Thank You Notes
When you send a graduation invitation or announcement, there is no obligation for the recipient to send a gift. However, if they choose to purchase and send something, make sure you jot a thank you note as soon as possible and get it in the mail.
It’s a good idea to have cards ready so you can keep up with the gifts and send thank you notes as they come in. Otherwise, it becomes more of a chore and difficult to keep everything straight.
If you aren’t able to send thank you notes immediately, write down what each person sends. Make sure you mention the item in the note. If the gift is money, let the person know what you plan to do with it.
Here is an example of a thank you note for a monetary gift:
Dear John and Susan,
Thank you so much for the generous check you sent for my graduation. This will come in handy for household items as I start a new job in New York. I’m excited about this new chapter in my life, and I hope to invite you to my home once I get settled.
Example of a thank you note for a specific item:
Dear Mr. and Mrs. Jones,
Thank you for the high school graduation gift of a toaster oven. I’ll think of you every morning as I prepare breakfast in my college dorm room. I look forward to seeing you and sharing news with you when I come back home for semester breaks.
If you’ve received an announcement or invitation to someone’s graduation, you may want to send a gift.

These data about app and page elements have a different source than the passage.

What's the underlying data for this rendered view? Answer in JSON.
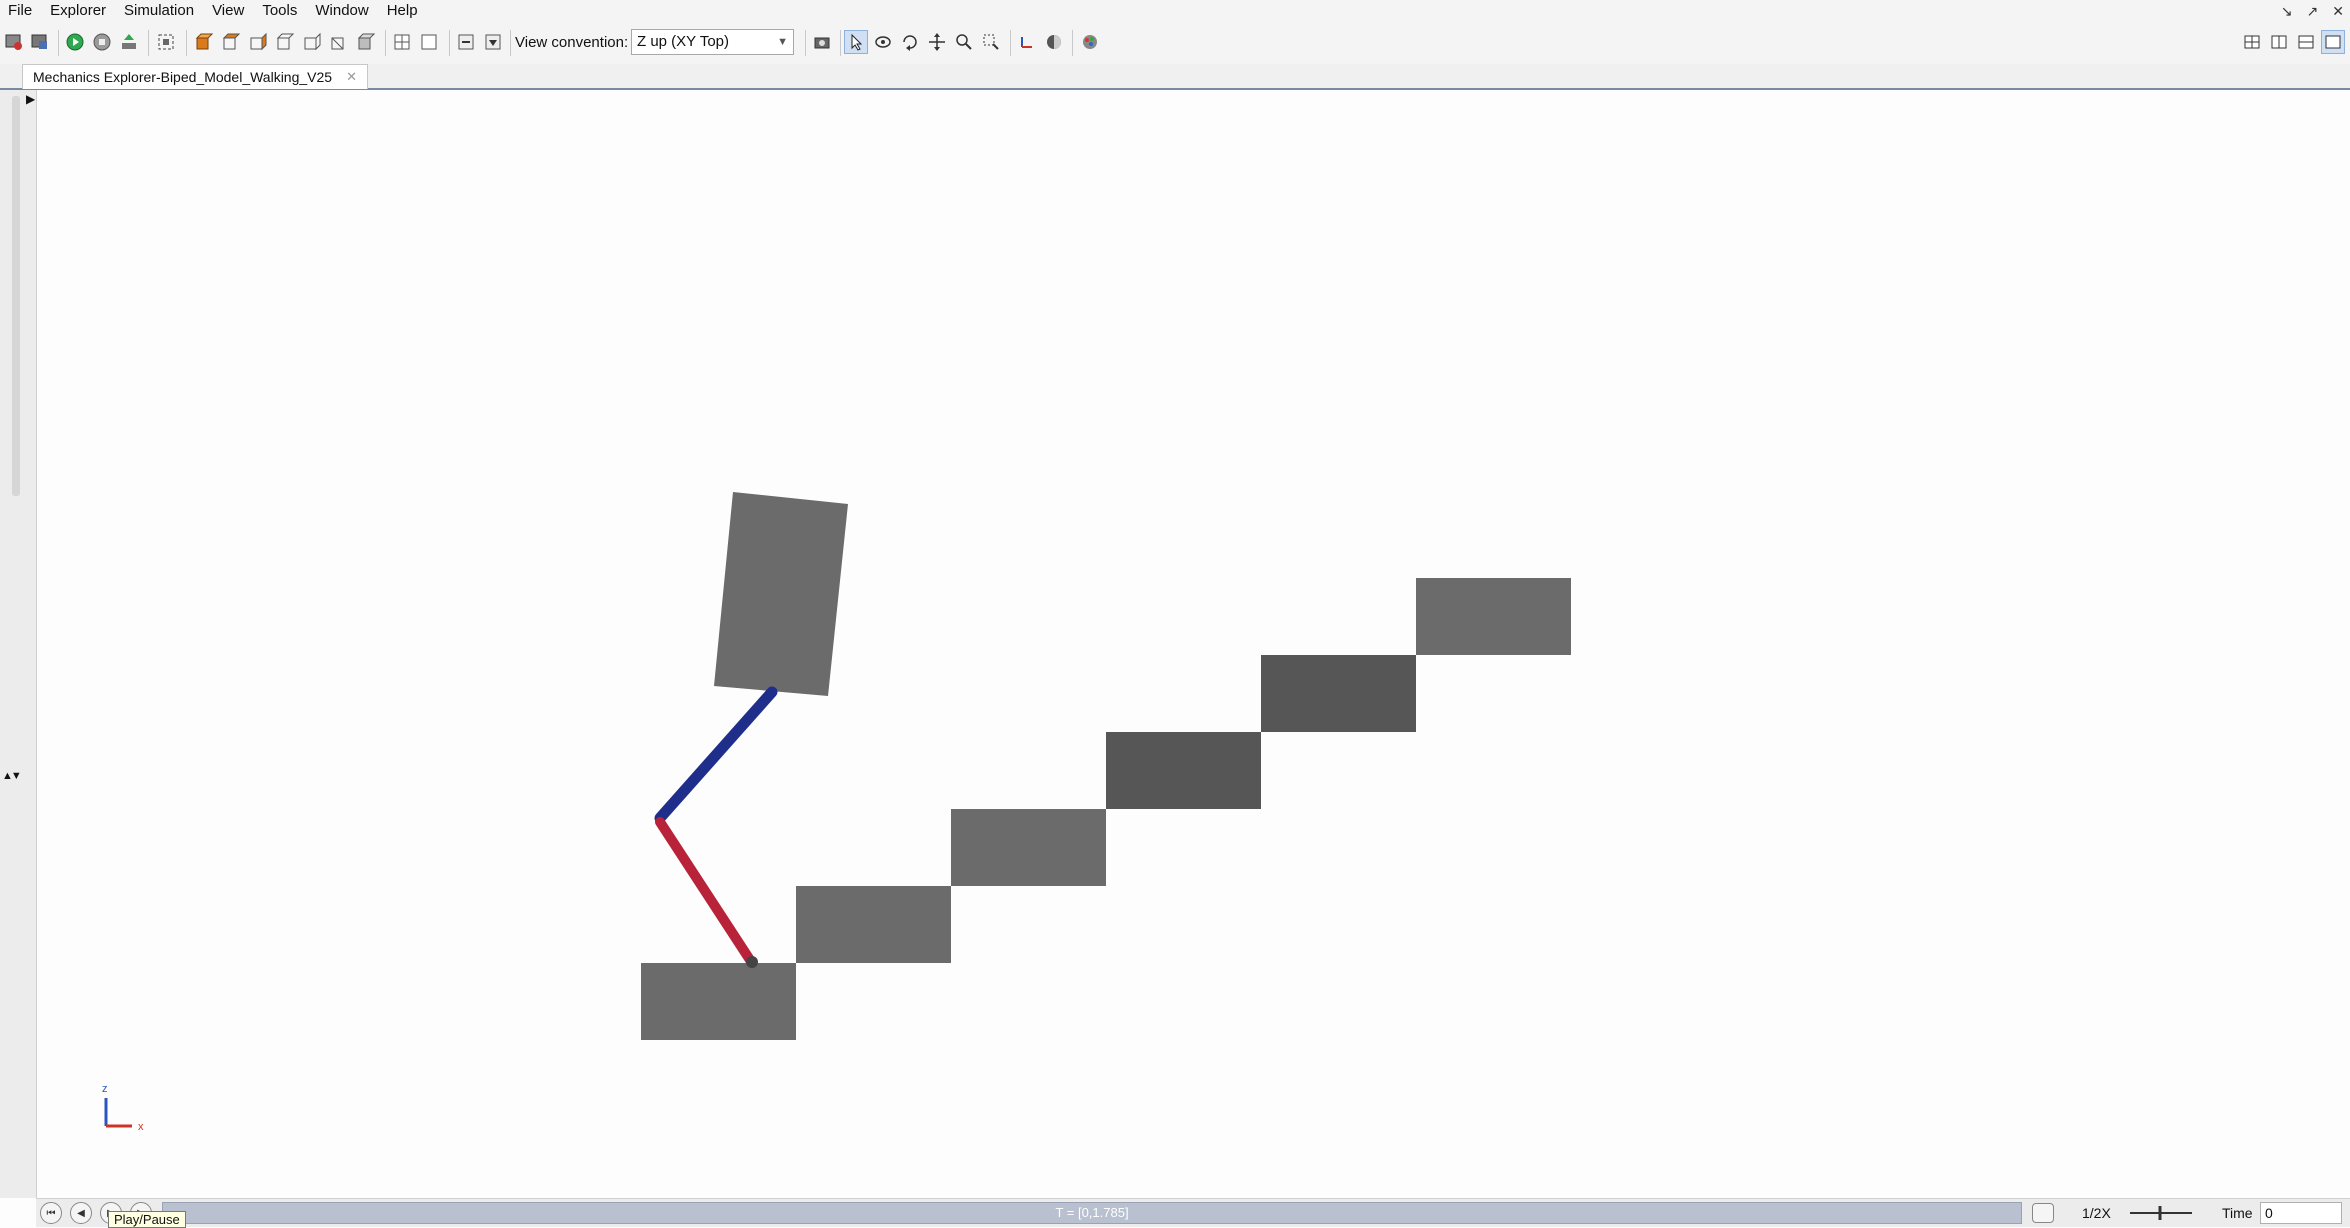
{
  "menu": [
    "File",
    "Explorer",
    "Simulation",
    "View",
    "Tools",
    "Window",
    "Help"
  ],
  "window_controls": [
    "↘",
    "↗",
    "✕"
  ],
  "toolbar": {
    "view_convention_label": "View convention:",
    "view_convention_value": "Z up (XY Top)"
  },
  "tab": {
    "title": "Mechanics Explorer-Biped_Model_Walking_V25",
    "close": "✕"
  },
  "scene": {
    "axis_triad": {
      "z_label": "z",
      "x_label": "x"
    },
    "colors": {
      "body": "#6b6b6b",
      "stair_light": "#6b6b6b",
      "stair_dark": "#565656",
      "upper_leg": "#1f2e8a",
      "lower_leg": "#b8233a"
    }
  },
  "playback": {
    "timeline_text": "T = [0,1.785]",
    "tooltip": "Play/Pause",
    "speed": "1/2X",
    "time_label": "Time",
    "time_value": "0"
  }
}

Most newly graduated people appreciate money or practical items.
Here are some suggestions for graduation gifts:
- Gift card to a restaurant or department store
- Small appliances that can be used in a dorm room or apartment
- Bedding if you know the correct sizes and color preferences
- Set of picture frames
- Set of dishes or glassware
- Pots, pans, or kitchen utensils
- Luggage or weekender bag
Extra Tips for Graduation
Quite a few things can come up that you don’t expect, so be prepared. Here are a few ways to do this:
- Do a practice run to the venue to make sure you know where it is and how long it takes to get there.
- Have plenty of tissues for that moment when emotions hit.
- Have gum or mints available.
- Don’t forget your ticket to get in.
- Double-check the date and arrive at the ceremony early.
- Bring a camera to capture those special moments that pass much too quickly.